** Data in this exercise follows **

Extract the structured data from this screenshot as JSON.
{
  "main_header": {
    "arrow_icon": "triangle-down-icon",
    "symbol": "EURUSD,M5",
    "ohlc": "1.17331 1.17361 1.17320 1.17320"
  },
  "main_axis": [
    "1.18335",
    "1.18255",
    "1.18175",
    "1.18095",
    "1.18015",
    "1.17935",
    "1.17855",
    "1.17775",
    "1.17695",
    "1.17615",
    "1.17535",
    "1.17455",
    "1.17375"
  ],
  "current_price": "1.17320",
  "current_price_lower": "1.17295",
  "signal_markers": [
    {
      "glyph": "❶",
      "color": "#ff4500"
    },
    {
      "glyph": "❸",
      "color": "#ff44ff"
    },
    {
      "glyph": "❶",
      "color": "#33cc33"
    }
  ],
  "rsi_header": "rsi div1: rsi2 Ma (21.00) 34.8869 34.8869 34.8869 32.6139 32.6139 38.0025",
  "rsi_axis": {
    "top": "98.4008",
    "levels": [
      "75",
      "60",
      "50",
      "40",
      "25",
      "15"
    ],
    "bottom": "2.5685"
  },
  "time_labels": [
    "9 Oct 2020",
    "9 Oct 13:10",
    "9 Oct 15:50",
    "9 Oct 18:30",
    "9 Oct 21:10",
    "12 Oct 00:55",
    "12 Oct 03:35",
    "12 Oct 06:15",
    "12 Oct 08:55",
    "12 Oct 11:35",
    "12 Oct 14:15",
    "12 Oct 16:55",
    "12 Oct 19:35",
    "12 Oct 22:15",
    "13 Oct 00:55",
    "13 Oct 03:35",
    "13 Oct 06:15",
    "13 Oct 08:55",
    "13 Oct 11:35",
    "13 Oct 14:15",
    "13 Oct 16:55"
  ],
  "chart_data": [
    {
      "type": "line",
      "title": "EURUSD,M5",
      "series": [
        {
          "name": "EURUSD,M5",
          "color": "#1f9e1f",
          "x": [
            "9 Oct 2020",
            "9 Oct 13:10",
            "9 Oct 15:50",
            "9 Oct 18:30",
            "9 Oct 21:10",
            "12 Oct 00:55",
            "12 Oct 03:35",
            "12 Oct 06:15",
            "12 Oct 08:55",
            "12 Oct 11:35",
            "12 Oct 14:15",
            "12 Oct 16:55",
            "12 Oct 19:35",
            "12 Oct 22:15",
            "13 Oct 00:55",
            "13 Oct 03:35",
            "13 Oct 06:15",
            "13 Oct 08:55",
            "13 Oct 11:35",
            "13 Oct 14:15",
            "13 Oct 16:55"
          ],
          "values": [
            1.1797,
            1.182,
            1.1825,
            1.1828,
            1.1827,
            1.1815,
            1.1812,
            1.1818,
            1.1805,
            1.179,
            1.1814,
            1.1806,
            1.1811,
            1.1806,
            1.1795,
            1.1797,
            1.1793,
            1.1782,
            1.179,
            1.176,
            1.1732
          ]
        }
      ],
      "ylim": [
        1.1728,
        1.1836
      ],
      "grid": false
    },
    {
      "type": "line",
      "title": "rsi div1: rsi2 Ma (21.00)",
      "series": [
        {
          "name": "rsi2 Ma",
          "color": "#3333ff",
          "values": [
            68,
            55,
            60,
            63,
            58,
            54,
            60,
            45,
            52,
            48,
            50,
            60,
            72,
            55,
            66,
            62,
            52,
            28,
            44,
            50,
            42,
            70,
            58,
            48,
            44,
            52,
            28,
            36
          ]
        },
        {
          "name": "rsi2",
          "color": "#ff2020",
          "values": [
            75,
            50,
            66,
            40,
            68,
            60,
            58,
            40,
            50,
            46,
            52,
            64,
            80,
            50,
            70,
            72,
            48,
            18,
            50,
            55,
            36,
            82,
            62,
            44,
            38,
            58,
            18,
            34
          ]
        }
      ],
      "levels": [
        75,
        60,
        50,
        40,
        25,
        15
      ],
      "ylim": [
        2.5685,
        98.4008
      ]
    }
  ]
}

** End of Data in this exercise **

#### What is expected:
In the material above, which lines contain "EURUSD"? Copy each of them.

#### Answer below:
    "symbol": "EURUSD,M5",
      "title": "EURUSD,M5",
          "name": "EURUSD,M5",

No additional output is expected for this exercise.